• _How to complete this task_: What follows is a set of records. Copy them exactly and leave out the images.

• _Extracted data_:
%%

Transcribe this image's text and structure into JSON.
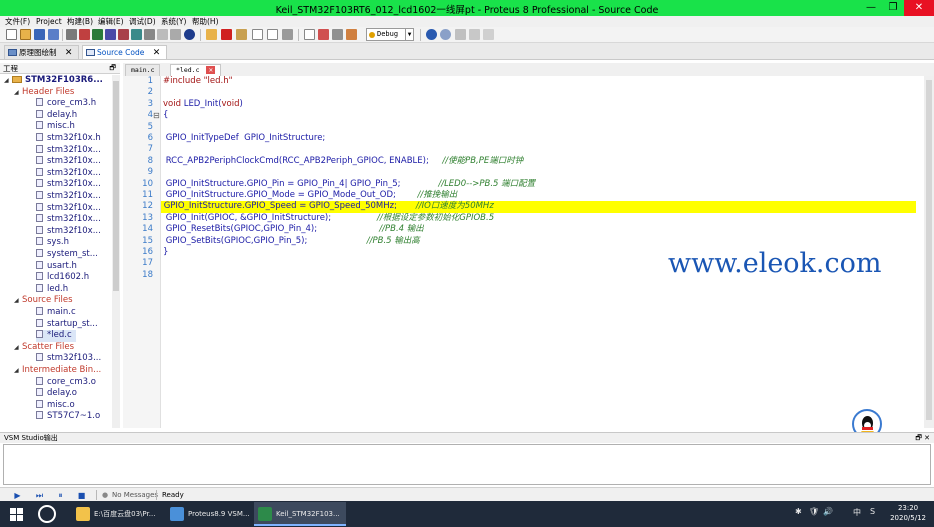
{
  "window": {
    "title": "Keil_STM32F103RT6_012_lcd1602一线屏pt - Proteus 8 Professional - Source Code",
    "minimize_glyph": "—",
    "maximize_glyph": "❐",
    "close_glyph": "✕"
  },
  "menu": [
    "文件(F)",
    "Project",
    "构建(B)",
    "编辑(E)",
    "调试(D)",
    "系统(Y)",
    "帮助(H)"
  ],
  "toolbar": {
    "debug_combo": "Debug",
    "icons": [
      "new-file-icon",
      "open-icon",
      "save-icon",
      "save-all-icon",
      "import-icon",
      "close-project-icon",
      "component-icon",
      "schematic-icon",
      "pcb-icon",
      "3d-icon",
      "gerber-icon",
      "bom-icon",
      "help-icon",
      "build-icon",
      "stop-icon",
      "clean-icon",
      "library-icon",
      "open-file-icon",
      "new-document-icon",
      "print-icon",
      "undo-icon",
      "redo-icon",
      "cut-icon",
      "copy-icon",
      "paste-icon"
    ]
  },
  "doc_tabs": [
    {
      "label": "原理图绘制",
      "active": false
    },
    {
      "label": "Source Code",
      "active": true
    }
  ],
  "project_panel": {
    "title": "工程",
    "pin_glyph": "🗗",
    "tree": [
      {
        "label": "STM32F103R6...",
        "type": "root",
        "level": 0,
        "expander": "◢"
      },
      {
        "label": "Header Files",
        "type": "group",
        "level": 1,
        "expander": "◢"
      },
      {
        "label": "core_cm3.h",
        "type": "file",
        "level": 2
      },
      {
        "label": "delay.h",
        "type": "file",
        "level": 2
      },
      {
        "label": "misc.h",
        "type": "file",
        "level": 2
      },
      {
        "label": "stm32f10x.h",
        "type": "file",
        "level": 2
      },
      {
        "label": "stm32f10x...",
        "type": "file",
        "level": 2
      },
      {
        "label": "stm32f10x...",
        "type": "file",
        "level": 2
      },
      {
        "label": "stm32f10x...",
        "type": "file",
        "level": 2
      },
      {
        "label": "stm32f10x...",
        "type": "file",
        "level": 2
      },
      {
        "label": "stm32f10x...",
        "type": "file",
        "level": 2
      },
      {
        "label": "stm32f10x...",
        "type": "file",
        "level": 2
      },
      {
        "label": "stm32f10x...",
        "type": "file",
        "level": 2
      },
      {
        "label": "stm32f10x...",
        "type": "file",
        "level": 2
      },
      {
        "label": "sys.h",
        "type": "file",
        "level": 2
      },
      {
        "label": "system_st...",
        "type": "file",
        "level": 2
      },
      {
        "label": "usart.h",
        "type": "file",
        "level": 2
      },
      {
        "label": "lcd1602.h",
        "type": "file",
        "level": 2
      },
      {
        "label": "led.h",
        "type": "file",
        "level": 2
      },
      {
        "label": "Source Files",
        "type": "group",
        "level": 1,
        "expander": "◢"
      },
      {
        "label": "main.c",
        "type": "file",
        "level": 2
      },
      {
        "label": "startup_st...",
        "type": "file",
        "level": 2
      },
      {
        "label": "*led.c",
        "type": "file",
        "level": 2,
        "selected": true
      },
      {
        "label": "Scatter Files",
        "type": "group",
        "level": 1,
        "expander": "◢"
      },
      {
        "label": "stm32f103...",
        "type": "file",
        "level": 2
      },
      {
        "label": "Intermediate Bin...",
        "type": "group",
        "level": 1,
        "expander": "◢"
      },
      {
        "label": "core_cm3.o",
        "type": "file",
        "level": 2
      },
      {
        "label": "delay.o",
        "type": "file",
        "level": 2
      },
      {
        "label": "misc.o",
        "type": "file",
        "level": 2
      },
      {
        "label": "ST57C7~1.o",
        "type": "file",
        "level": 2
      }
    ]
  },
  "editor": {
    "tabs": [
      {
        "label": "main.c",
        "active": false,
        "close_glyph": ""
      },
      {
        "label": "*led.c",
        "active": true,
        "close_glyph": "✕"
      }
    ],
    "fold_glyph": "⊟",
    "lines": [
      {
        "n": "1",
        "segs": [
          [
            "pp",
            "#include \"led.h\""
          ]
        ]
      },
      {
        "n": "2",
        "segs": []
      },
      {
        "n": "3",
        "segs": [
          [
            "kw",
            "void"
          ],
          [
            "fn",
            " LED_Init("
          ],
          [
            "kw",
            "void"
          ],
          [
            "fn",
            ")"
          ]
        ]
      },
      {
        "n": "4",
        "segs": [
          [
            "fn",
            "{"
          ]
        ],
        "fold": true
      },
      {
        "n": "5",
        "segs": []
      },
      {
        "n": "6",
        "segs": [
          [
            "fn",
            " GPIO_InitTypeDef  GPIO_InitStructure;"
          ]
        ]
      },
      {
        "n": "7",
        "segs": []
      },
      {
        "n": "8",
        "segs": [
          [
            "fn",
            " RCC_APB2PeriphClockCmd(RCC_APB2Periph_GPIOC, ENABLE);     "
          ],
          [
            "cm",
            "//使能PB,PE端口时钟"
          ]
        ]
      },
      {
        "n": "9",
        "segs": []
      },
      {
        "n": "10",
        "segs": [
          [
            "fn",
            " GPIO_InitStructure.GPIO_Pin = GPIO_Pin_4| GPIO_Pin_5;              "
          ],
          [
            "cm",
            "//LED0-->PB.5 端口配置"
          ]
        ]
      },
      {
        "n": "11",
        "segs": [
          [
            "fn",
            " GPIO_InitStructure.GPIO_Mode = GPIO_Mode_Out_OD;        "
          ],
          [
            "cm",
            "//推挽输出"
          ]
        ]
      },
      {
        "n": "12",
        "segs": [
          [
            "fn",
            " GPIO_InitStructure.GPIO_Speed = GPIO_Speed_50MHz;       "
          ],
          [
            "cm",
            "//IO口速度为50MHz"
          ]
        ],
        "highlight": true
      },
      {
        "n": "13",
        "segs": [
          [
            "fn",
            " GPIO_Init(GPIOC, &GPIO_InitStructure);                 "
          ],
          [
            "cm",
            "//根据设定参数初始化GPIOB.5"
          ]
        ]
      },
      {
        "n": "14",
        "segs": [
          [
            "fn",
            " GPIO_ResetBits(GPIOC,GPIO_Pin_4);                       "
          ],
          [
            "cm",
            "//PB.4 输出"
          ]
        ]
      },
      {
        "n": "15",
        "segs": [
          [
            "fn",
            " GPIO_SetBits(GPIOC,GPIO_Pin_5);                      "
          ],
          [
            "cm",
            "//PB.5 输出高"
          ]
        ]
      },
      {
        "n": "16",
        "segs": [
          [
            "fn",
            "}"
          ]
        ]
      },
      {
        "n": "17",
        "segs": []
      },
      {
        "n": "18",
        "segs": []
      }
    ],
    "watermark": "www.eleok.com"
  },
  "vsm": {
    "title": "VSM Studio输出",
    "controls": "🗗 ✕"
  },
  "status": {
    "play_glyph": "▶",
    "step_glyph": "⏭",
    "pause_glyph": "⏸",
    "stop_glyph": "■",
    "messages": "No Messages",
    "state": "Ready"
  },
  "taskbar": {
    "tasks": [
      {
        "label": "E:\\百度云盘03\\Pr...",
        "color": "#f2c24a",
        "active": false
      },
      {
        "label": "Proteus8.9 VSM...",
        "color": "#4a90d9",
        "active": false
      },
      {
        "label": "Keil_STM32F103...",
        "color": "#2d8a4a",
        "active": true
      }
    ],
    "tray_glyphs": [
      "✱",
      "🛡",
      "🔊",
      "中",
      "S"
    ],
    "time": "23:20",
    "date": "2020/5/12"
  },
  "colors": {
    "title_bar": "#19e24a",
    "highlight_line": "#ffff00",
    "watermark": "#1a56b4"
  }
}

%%

• _Response for this exercise_:
Transcribe this image's text and structure into JSON.
{
  "window": {
    "title": "Keil_STM32F103RT6_012_lcd1602一线屏pt - Proteus 8 Professional - Source Code",
    "minimize_glyph": "—",
    "maximize_glyph": "❐",
    "close_glyph": "✕"
  },
  "menu": [
    "文件(F)",
    "Project",
    "构建(B)",
    "编辑(E)",
    "调试(D)",
    "系统(Y)",
    "帮助(H)"
  ],
  "toolbar": {
    "debug_combo": "Debug",
    "icons": [
      "new-file-icon",
      "open-icon",
      "save-icon",
      "save-all-icon",
      "import-icon",
      "close-project-icon",
      "component-icon",
      "schematic-icon",
      "pcb-icon",
      "3d-icon",
      "gerber-icon",
      "bom-icon",
      "help-icon",
      "build-icon",
      "stop-icon",
      "clean-icon",
      "library-icon",
      "open-file-icon",
      "new-document-icon",
      "print-icon",
      "undo-icon",
      "redo-icon",
      "cut-icon",
      "copy-icon",
      "paste-icon"
    ]
  },
  "doc_tabs": [
    {
      "label": "原理图绘制",
      "active": false
    },
    {
      "label": "Source Code",
      "active": true
    }
  ],
  "project_panel": {
    "title": "工程",
    "pin_glyph": "🗗",
    "tree": [
      {
        "label": "STM32F103R6...",
        "type": "root",
        "level": 0,
        "expander": "◢"
      },
      {
        "label": "Header Files",
        "type": "group",
        "level": 1,
        "expander": "◢"
      },
      {
        "label": "core_cm3.h",
        "type": "file",
        "level": 2
      },
      {
        "label": "delay.h",
        "type": "file",
        "level": 2
      },
      {
        "label": "misc.h",
        "type": "file",
        "level": 2
      },
      {
        "label": "stm32f10x.h",
        "type": "file",
        "level": 2
      },
      {
        "label": "stm32f10x...",
        "type": "file",
        "level": 2
      },
      {
        "label": "stm32f10x...",
        "type": "file",
        "level": 2
      },
      {
        "label": "stm32f10x...",
        "type": "file",
        "level": 2
      },
      {
        "label": "stm32f10x...",
        "type": "file",
        "level": 2
      },
      {
        "label": "stm32f10x...",
        "type": "file",
        "level": 2
      },
      {
        "label": "stm32f10x...",
        "type": "file",
        "level": 2
      },
      {
        "label": "stm32f10x...",
        "type": "file",
        "level": 2
      },
      {
        "label": "stm32f10x...",
        "type": "file",
        "level": 2
      },
      {
        "label": "sys.h",
        "type": "file",
        "level": 2
      },
      {
        "label": "system_st...",
        "type": "file",
        "level": 2
      },
      {
        "label": "usart.h",
        "type": "file",
        "level": 2
      },
      {
        "label": "lcd1602.h",
        "type": "file",
        "level": 2
      },
      {
        "label": "led.h",
        "type": "file",
        "level": 2
      },
      {
        "label": "Source Files",
        "type": "group",
        "level": 1,
        "expander": "◢"
      },
      {
        "label": "main.c",
        "type": "file",
        "level": 2
      },
      {
        "label": "startup_st...",
        "type": "file",
        "level": 2
      },
      {
        "label": "*led.c",
        "type": "file",
        "level": 2,
        "selected": true
      },
      {
        "label": "Scatter Files",
        "type": "group",
        "level": 1,
        "expander": "◢"
      },
      {
        "label": "stm32f103...",
        "type": "file",
        "level": 2
      },
      {
        "label": "Intermediate Bin...",
        "type": "group",
        "level": 1,
        "expander": "◢"
      },
      {
        "label": "core_cm3.o",
        "type": "file",
        "level": 2
      },
      {
        "label": "delay.o",
        "type": "file",
        "level": 2
      },
      {
        "label": "misc.o",
        "type": "file",
        "level": 2
      },
      {
        "label": "ST57C7~1.o",
        "type": "file",
        "level": 2
      }
    ]
  },
  "editor": {
    "tabs": [
      {
        "label": "main.c",
        "active": false,
        "close_glyph": ""
      },
      {
        "label": "*led.c",
        "active": true,
        "close_glyph": "✕"
      }
    ],
    "fold_glyph": "⊟",
    "lines": [
      {
        "n": "1",
        "segs": [
          [
            "pp",
            "#include \"led.h\""
          ]
        ]
      },
      {
        "n": "2",
        "segs": []
      },
      {
        "n": "3",
        "segs": [
          [
            "kw",
            "void"
          ],
          [
            "fn",
            " LED_Init("
          ],
          [
            "kw",
            "void"
          ],
          [
            "fn",
            ")"
          ]
        ]
      },
      {
        "n": "4",
        "segs": [
          [
            "fn",
            "{"
          ]
        ],
        "fold": true
      },
      {
        "n": "5",
        "segs": []
      },
      {
        "n": "6",
        "segs": [
          [
            "fn",
            " GPIO_InitTypeDef  GPIO_InitStructure;"
          ]
        ]
      },
      {
        "n": "7",
        "segs": []
      },
      {
        "n": "8",
        "segs": [
          [
            "fn",
            " RCC_APB2PeriphClockCmd(RCC_APB2Periph_GPIOC, ENABLE);     "
          ],
          [
            "cm",
            "//使能PB,PE端口时钟"
          ]
        ]
      },
      {
        "n": "9",
        "segs": []
      },
      {
        "n": "10",
        "segs": [
          [
            "fn",
            " GPIO_InitStructure.GPIO_Pin = GPIO_Pin_4| GPIO_Pin_5;              "
          ],
          [
            "cm",
            "//LED0-->PB.5 端口配置"
          ]
        ]
      },
      {
        "n": "11",
        "segs": [
          [
            "fn",
            " GPIO_InitStructure.GPIO_Mode = GPIO_Mode_Out_OD;        "
          ],
          [
            "cm",
            "//推挽输出"
          ]
        ]
      },
      {
        "n": "12",
        "segs": [
          [
            "fn",
            " GPIO_InitStructure.GPIO_Speed = GPIO_Speed_50MHz;       "
          ],
          [
            "cm",
            "//IO口速度为50MHz"
          ]
        ],
        "highlight": true
      },
      {
        "n": "13",
        "segs": [
          [
            "fn",
            " GPIO_Init(GPIOC, &GPIO_InitStructure);                 "
          ],
          [
            "cm",
            "//根据设定参数初始化GPIOB.5"
          ]
        ]
      },
      {
        "n": "14",
        "segs": [
          [
            "fn",
            " GPIO_ResetBits(GPIOC,GPIO_Pin_4);                       "
          ],
          [
            "cm",
            "//PB.4 输出"
          ]
        ]
      },
      {
        "n": "15",
        "segs": [
          [
            "fn",
            " GPIO_SetBits(GPIOC,GPIO_Pin_5);                      "
          ],
          [
            "cm",
            "//PB.5 输出高"
          ]
        ]
      },
      {
        "n": "16",
        "segs": [
          [
            "fn",
            "}"
          ]
        ]
      },
      {
        "n": "17",
        "segs": []
      },
      {
        "n": "18",
        "segs": []
      }
    ],
    "watermark": "www.eleok.com"
  },
  "vsm": {
    "title": "VSM Studio输出",
    "controls": "🗗 ✕"
  },
  "status": {
    "play_glyph": "▶",
    "step_glyph": "⏭",
    "pause_glyph": "⏸",
    "stop_glyph": "■",
    "messages": "No Messages",
    "state": "Ready"
  },
  "taskbar": {
    "tasks": [
      {
        "label": "E:\\百度云盘03\\Pr...",
        "color": "#f2c24a",
        "active": false
      },
      {
        "label": "Proteus8.9 VSM...",
        "color": "#4a90d9",
        "active": false
      },
      {
        "label": "Keil_STM32F103...",
        "color": "#2d8a4a",
        "active": true
      }
    ],
    "tray_glyphs": [
      "✱",
      "🛡",
      "🔊",
      "中",
      "S"
    ],
    "time": "23:20",
    "date": "2020/5/12"
  },
  "colors": {
    "title_bar": "#19e24a",
    "highlight_line": "#ffff00",
    "watermark": "#1a56b4"
  }
}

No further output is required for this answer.